Transfer Pricing

This work uses logos and typographical elements from corporations that engage in Transfer Pricing. Transfer Pricing is when multinational corporations make paper financial transaction between different arms of their business with the express purpose of cheating countries out of their rightful tax income. The great Australian "heroes" Rio Tinto and BHP engage in an aggressive form of Transfer Pricing whereby their Australian arm of the company sells iron ore mined in Australia at well below market value to its’ own "marketing” arm based in Singapore, where they have negotiated their own super low tax rate. The Singapore "marketing" arm then sells the iron ore to China at market value ensuring the profit is recorded in and taxed in Singapore without the iron ore ever having been there. Making sure their Australian operation records a very small taxable profit and effectively cheating Australia out of its rightful tax dollars. This is partly how Chevron paid $248 in tax on an estimated $1.73 billion profit.

This definately not my biggest work but is one of my favourites. This was a self initiated mural, I dont think i would of been able to produce this artwork as a commissioned work especially with corporate sponsors and government departments asserting curatorial control over our art form. I think the influence of corporate and government "curation" has reduced a great majority street art, graffiti art and mural art to what can most kindly be described as shallow, unchallenging, pretty pictures and regurgitated inspirational quotes. So far from where our artform started. I am certainly not suggesting what i do is profound or that any other approach is not without merit, I am just commenting on what i see as the total dumbing down of our artform. If i see another Realist portrait of some anonymous "Pretty Girl" i think i might shoot myself.

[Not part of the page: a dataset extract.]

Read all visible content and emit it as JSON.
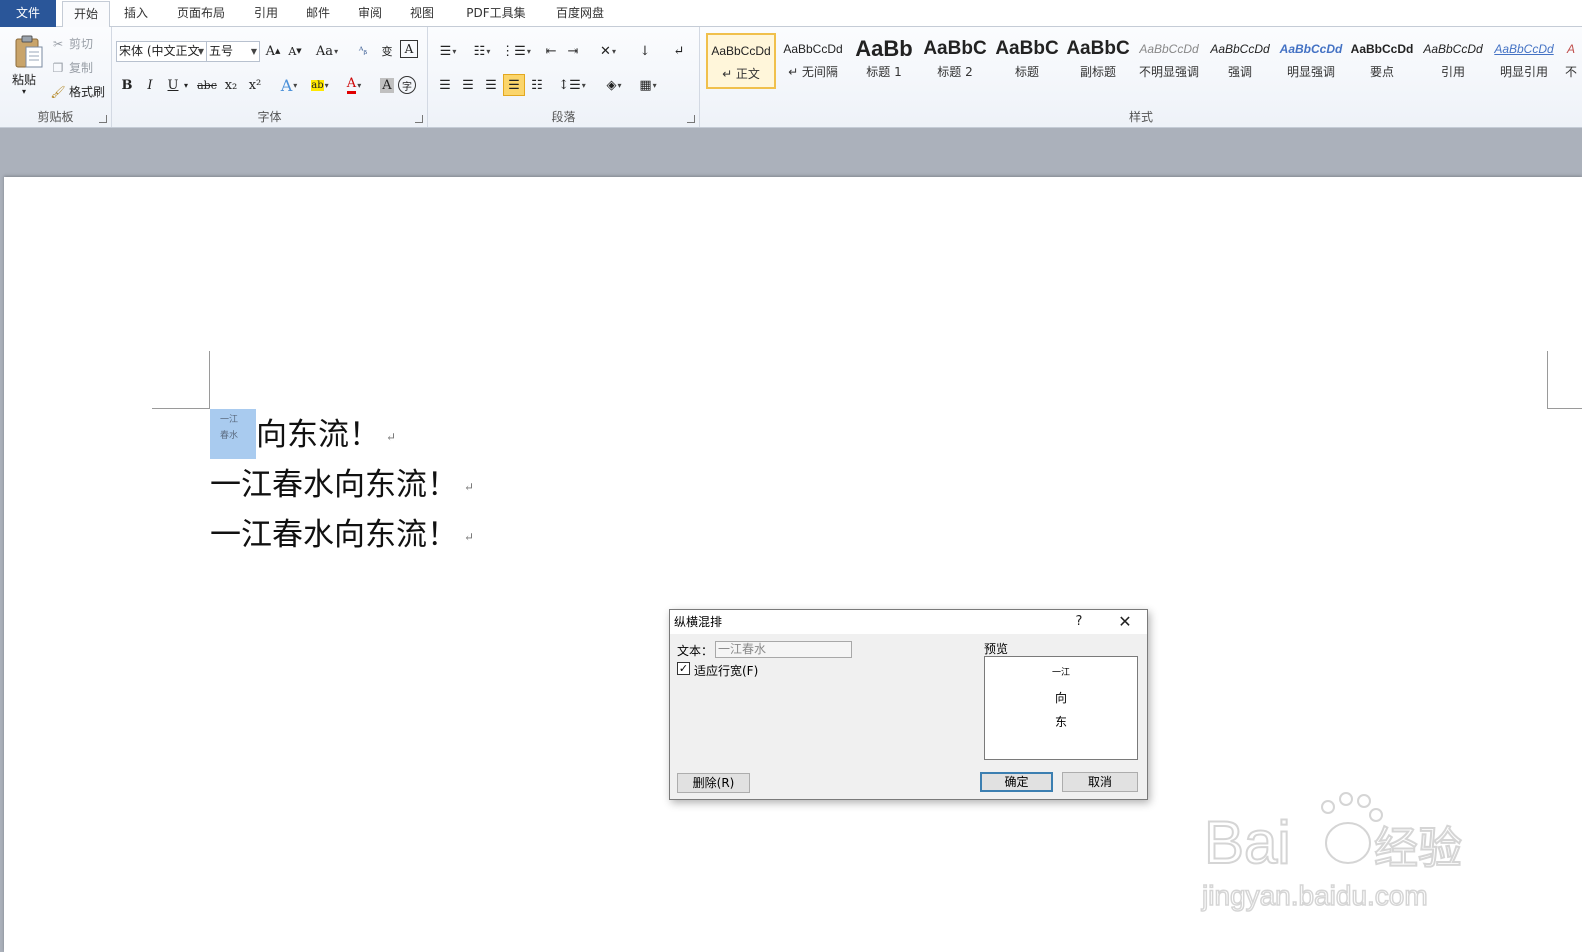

There is a huge amount of information available about this practice online unfortunately Australia's mainstream medial dominated by Newscorpse very rarely cover this topic. Below are just a few links from the conversation an apolytical news website based on applying academic standards of proof to news articles